Reagan’s attack on low-cost housing had a similar result.
When Reagan died, housing expert Peter Dreier wrote, “Reagan’s most dramatic cut was for low-income housing subsidies…Between 1980 and 1989, HUD’s budget authority was cut from $74 billion to $19 billion in constant dollars.” The result was an upsurge in substandard housing arrangements and a huge increase in homelessness, with an unequal burden falling on the Black community. In 2007, HUD’s budget stood at $33 billion, far less than pre-Reagan, with much of that amount going to homeowners, not to renters.
The devastation wasn’t confined to the nation’s cities, though. In 1982, the Reagan administration shut down the civil rights office of the Department of Agriculture. Not by coincidence, during the following two years, the USDA disbursed over a billion dollars to 16,000 farmers nationwide to buy land; of those, only 209 were Black. The independent Civil Rights Commission concluded that the USDA was “a catalyst in the decline of the [B]lack farmer.” A class action lawsuit ultimately resulted in a judgment of $2.3 billion to the farmers, concluding that the Reagan administration did indeed deny credit on the basis of race. Today, there are fewer than 18,000 Black farmers nationwide.
At the same time as the Reagan White House was attacking Blacks in the U.S., the president frequently sided against members of his administration to shore up apartheid and suppress many African liberation movements. He consistently opposed taking any stand against the Pretoria regime and even eased the arms embargo on its government. His administration created a policy called “constructive engagement,” which meant no sanctions. In a 1984 statement to the U.N. Special Committee against Apartheid, Richard Knight of the American Committee on Africa quoted a report that showed that military equipment sales to South Africa jumped tenfold between 1979 and 1984.
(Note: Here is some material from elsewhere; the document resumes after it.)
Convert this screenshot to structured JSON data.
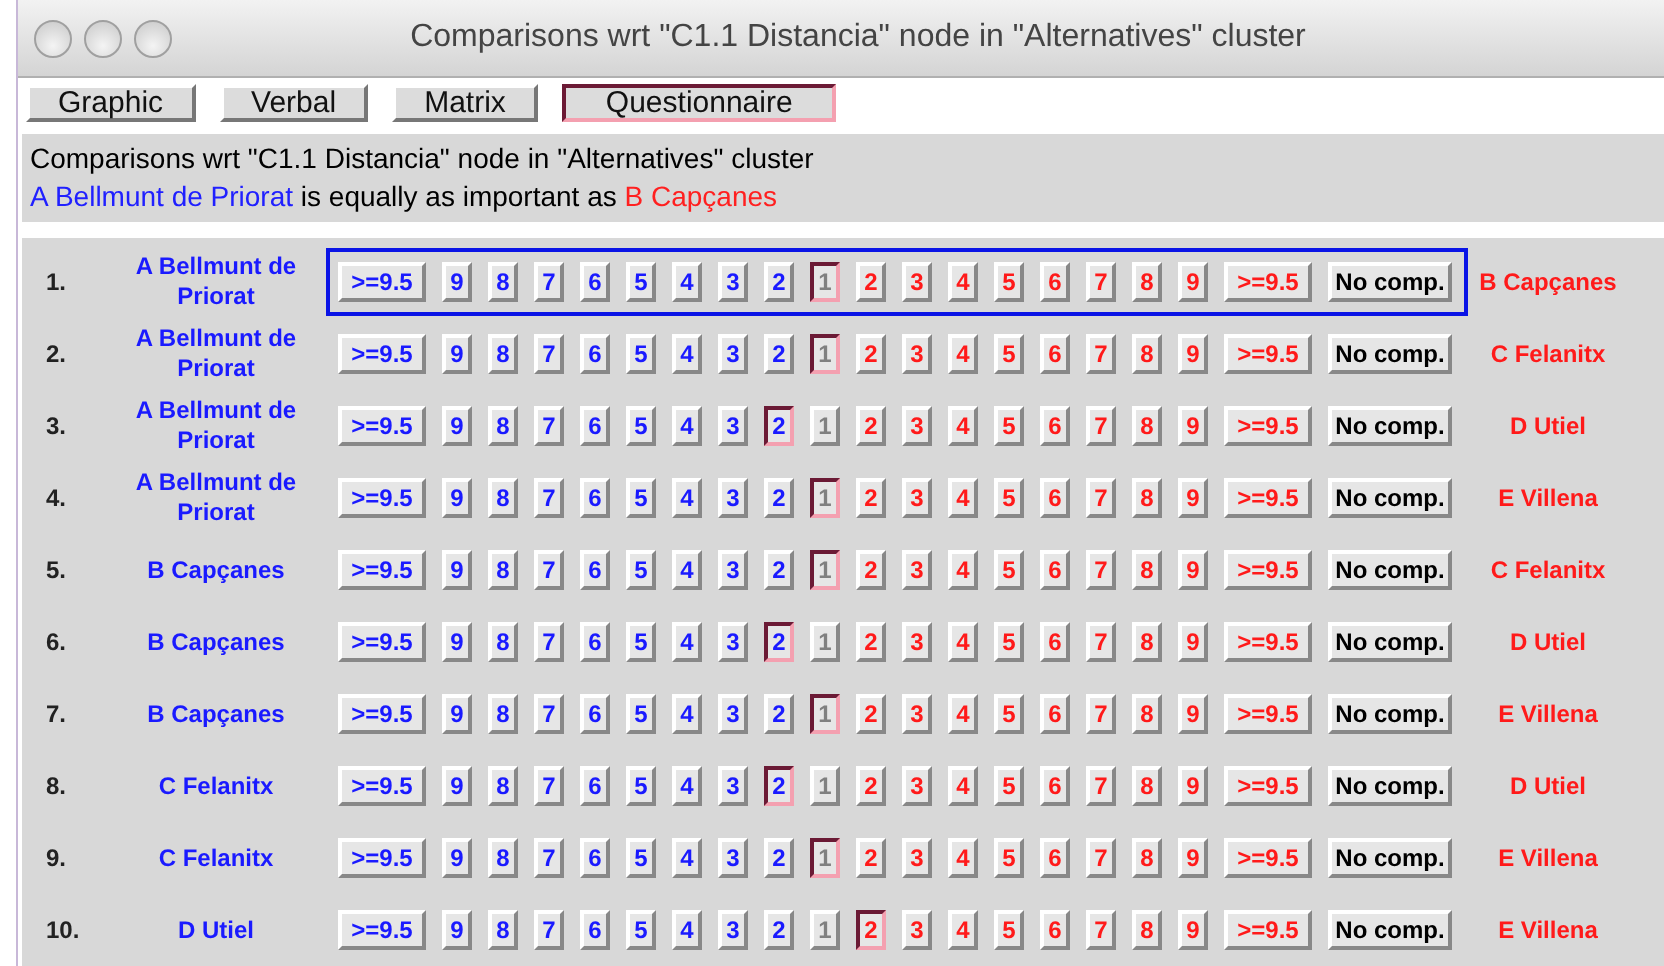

These actions did not exactly pass unnoticed. Nobel Peace Prize laureate Bishop Desmond Tutu characterized the Reagan legacy as “immoral, evil and totally un-Christian.”
When the pressure for sanctions grew too great, even within the Republican Party, Reagan refused to relent, claiming sanctions would hurt Black workers. In 1986, he vetoed a congressional sanctions vote, stating, “the U.S. must stay and build, not cut and run.” When Congress overrode the veto, Reagan made sure that the law was barely carried out.
It may be that the usually genial Reagan didn’t harbor any animosity toward people of color. It’s just as likely that Reagan’s conservative vision of the world simply didn’t include people of color, who were incidental to his grander white image. In one radio discussion following Reagan’s death, a caller named Alex, who edited an American Indian newspaper during the Reagan presidency, observed, “I think that [American] Indian people, we were just kind of extras in the movie that was running in his mind.”
Whether he was benignly neglectful or a full-blown white racist, the results were universally dreadful. Reagan gave new life to white supremacy—administratively, militarily and symbolically. By casting white supremacy in the jargon of economic and individual liberties, Reagan drew white Southerners, resentful workers and whites fleeing the cities into a powerful Republican coalition that until 2006 dominated U.S. politics. Today that coalition is under attack from a new generation, as well as independent voters rejecting the politics of George Bush. But conservatism is hardly dead. As long as a sizable constituency clings to a nostalgia for that white supremacy, politicians like Ronald Reagan and his heirs will be able to exploit it.
Alec Dubro first published in Rolling Stone 40 years ago and today writes for labor and nonprofits in Washington, D.C.